My girlfriend and I started this journey of analog photography with an Olympus OM10 three years ago. Now we shoot almost every day, we develop and scan all of our film and I couldn’t be happier.
As a commercial photographer I was starting to become bored of the ease and predictability of digital. When you’re able to shoot 200+ photos per session the value of those pictures are more or less 1/200… That’s one of the reasons I love medium format specially, I think that 10, 12, 16 frames are more than enough to get the sense of what you’re trying to capture. More than this it’s just background noise, get to the point. Think, shoot and develop.
I bought this RB67 a year ago from a retiring studio photographer, there are so many of them right now here in Spain, selling all their stuff. To be honest, I don’t use it so much. It’s really large and heavy, very clunky and awkward to hold. I’d rather pack my Hasselblad which is lighter and feels better in the hand, but I must admit this Mamiya is close to be the perfect camera in many other respects. And since I bought a grip for it and it’s a bit more comfy to use.
The focusing screen is bright, and the split screen is quite helpful for fine focusing, the bellows extension gives you the ability to focus super close, which is something I really like – details and close-ups are something I really value in a photo series.
Another key feature of the RB67 is the rotating back, I really miss it when I shoot with smaller 6×4.5 cameras. It inspires me to not get stuck on a portrait or landscape orientation, when I shoot it, every time I advance the film I rotate the back, that way I get one of each picture.
Last summer, we were at a party in my neighbour’s house by the river, when a nearby forest was struck by lighting and a huge wildfire started. These summer storms can get really dangerous when the plants are all dry. We could see the 20 meter flames from the house, it wasn’t a big loss because it was just re-planted trees, but it was a bit sad.
A couple of days later, when the fire was extinguished, my girlfriend and I decided to go there, explore the area and take a look of the damage, we found this desolate landscape.

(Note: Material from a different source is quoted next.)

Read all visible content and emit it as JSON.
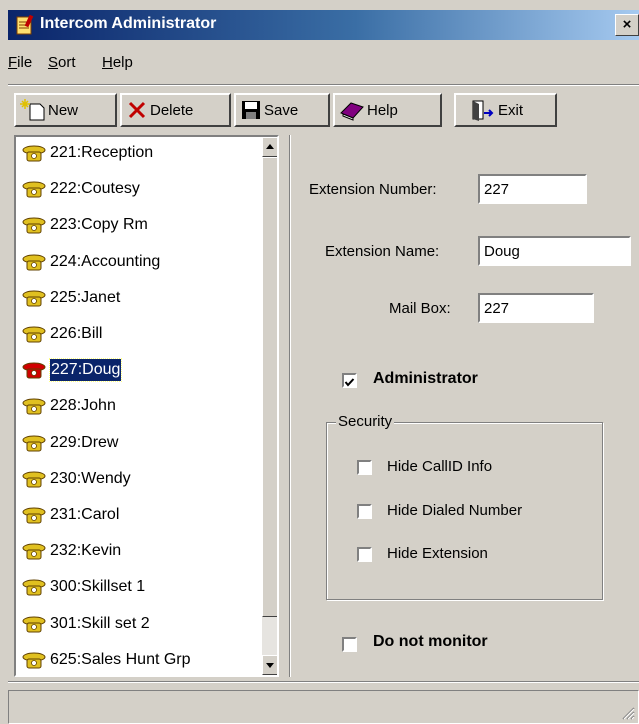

I shot a roll of Portra 400 in almost no time, the light was harsh, but I metered for the shadows at ISO 200, so the shadows have some detail. The roll was, as always, developed and scanned at home. Living in a medium/small sized town in Spain doesn’t give you many options with film.
My girlfriend used to do some modelling work, so it’s really easy to take pictures of her, she’s almost always my subject. I found in these pictures a beautiful contrast between the beauty and the fragility of the human being and the roughness of the life we live in, which inspired me to continue to explore the concept of individualism through images.
If you liked these pictures you can see more of my work on instagram: @paulmarble